What is the number of lines in the data holding the word "true"? Give that number by itself.

Data about app and page elements
※ ※ ※
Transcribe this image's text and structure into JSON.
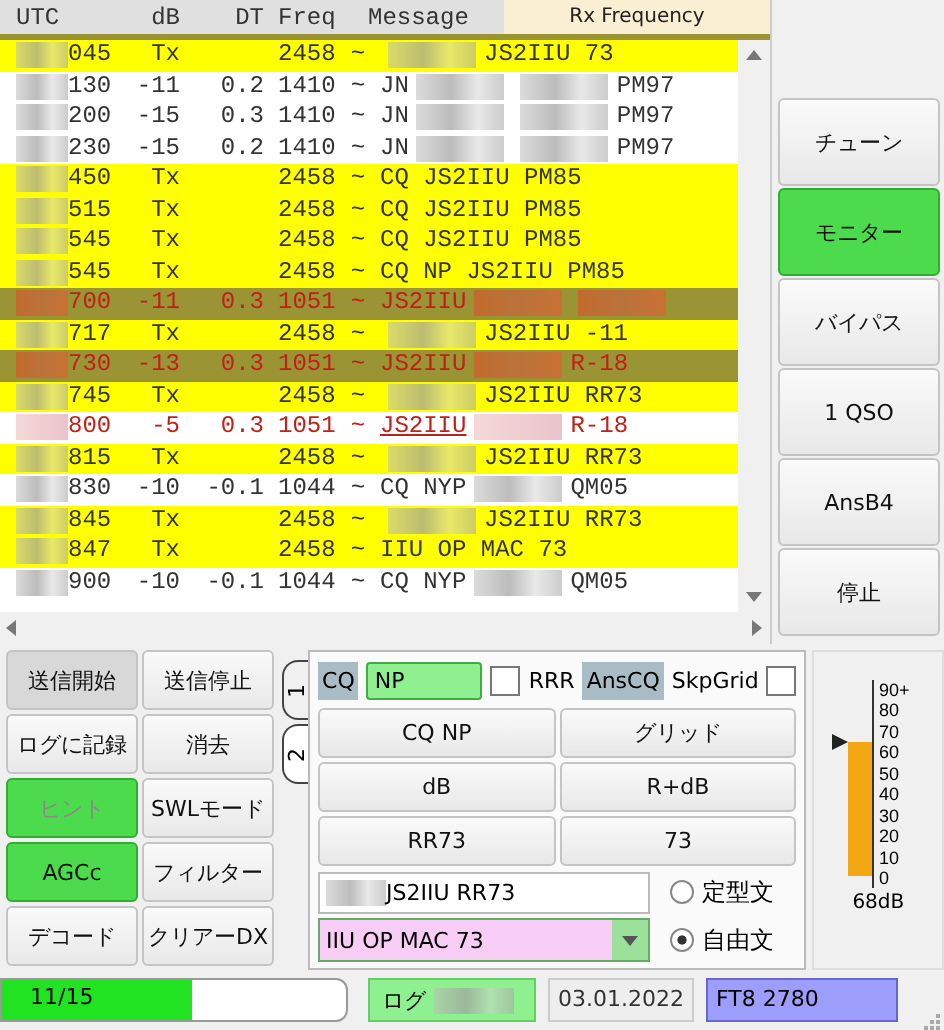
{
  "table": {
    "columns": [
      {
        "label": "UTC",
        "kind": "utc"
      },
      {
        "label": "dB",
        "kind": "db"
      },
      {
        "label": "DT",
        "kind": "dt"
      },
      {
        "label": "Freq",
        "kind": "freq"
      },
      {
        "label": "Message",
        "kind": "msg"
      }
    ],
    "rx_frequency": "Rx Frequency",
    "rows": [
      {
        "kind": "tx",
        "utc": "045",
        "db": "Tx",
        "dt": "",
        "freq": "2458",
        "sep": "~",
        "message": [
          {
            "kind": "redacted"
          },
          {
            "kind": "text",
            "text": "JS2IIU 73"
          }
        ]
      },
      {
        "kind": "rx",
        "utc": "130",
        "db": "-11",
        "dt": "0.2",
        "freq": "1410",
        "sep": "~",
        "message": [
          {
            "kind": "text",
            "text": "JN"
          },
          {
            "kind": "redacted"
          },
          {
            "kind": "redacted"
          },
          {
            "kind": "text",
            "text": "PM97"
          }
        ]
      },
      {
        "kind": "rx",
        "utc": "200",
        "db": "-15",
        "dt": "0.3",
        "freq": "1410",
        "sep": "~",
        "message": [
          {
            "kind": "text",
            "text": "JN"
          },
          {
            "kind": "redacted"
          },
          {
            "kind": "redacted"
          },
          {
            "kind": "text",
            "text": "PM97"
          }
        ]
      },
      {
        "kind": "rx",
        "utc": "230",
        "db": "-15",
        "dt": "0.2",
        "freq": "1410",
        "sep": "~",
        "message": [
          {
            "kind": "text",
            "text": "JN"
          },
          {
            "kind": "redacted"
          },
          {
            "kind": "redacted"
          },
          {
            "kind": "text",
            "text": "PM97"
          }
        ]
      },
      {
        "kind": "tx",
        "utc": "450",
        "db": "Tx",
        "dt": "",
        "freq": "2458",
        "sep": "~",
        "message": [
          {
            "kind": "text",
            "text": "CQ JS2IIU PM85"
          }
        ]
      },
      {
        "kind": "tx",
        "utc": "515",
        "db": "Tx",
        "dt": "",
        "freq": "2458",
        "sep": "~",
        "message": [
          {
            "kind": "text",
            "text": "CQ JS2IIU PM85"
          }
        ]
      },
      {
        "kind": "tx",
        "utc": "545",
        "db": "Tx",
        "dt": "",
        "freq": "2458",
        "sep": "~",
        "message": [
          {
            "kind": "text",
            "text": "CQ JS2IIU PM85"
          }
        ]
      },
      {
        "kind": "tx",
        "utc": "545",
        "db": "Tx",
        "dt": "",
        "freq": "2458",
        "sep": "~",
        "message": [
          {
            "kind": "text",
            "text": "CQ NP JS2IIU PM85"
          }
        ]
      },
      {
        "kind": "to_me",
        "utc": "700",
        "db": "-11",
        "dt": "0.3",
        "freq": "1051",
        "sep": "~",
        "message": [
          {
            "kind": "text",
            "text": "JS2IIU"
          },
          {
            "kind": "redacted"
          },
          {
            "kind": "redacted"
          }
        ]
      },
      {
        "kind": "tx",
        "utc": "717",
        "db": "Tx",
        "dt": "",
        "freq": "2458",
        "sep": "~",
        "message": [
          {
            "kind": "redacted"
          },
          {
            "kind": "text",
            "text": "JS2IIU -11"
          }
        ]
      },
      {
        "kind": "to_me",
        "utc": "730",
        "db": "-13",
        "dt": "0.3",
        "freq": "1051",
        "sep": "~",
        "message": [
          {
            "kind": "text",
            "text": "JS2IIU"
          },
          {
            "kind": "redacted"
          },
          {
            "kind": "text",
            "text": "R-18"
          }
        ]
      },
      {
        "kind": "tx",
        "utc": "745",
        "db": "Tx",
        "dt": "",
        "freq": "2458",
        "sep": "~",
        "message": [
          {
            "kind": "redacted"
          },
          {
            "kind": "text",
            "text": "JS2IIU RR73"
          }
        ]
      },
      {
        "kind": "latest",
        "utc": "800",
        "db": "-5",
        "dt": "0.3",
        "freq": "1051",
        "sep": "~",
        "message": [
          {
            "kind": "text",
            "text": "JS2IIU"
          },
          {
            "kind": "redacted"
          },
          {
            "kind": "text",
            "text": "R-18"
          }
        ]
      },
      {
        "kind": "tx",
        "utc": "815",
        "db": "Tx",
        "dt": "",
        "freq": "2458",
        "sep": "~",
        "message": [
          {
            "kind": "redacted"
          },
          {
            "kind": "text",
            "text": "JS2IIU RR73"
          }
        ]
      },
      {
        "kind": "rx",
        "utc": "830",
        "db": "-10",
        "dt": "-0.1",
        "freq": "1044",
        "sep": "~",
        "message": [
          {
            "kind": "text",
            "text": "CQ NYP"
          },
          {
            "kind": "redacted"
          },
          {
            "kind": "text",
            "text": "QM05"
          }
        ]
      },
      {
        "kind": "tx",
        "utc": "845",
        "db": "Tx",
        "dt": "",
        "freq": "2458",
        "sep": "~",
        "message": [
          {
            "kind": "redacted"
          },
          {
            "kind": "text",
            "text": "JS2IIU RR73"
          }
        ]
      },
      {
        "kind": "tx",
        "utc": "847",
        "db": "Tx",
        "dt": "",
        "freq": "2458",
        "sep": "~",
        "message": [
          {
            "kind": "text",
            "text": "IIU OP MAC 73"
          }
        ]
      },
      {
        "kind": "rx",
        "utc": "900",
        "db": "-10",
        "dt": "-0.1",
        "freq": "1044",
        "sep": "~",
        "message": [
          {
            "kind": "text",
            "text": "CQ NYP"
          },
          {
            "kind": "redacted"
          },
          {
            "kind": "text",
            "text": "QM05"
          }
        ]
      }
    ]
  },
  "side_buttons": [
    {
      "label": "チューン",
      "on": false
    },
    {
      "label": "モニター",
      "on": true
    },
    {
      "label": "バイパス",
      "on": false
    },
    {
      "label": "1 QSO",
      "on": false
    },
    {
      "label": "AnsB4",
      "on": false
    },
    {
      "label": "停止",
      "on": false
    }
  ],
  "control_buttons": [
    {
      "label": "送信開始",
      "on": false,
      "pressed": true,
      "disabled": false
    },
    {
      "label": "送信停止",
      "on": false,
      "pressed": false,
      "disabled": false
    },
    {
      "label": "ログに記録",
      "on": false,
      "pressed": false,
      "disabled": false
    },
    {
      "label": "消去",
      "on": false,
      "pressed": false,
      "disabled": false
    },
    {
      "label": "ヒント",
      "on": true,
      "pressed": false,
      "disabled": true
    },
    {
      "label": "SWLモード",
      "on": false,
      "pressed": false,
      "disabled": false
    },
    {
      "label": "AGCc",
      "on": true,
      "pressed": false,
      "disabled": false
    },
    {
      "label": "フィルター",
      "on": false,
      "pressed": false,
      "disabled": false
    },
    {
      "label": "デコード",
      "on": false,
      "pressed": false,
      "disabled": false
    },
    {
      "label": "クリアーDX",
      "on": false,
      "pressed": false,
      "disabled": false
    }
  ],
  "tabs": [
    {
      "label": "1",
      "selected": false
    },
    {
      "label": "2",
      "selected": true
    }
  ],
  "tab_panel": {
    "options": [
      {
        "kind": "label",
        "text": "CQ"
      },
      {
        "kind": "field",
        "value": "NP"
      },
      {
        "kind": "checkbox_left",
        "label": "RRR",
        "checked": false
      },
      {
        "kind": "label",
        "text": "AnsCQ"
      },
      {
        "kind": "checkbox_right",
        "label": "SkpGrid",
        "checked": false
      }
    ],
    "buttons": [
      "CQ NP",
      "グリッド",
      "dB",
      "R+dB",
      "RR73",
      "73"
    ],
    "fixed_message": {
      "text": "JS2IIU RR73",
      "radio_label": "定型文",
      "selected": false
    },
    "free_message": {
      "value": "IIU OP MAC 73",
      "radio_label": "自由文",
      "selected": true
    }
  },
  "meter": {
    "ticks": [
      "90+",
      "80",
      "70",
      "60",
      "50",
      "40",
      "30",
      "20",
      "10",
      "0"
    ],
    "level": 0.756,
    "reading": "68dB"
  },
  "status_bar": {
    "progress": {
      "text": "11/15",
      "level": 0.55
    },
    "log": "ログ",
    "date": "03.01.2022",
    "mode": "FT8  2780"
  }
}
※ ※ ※
WORKED SOLUTION: 7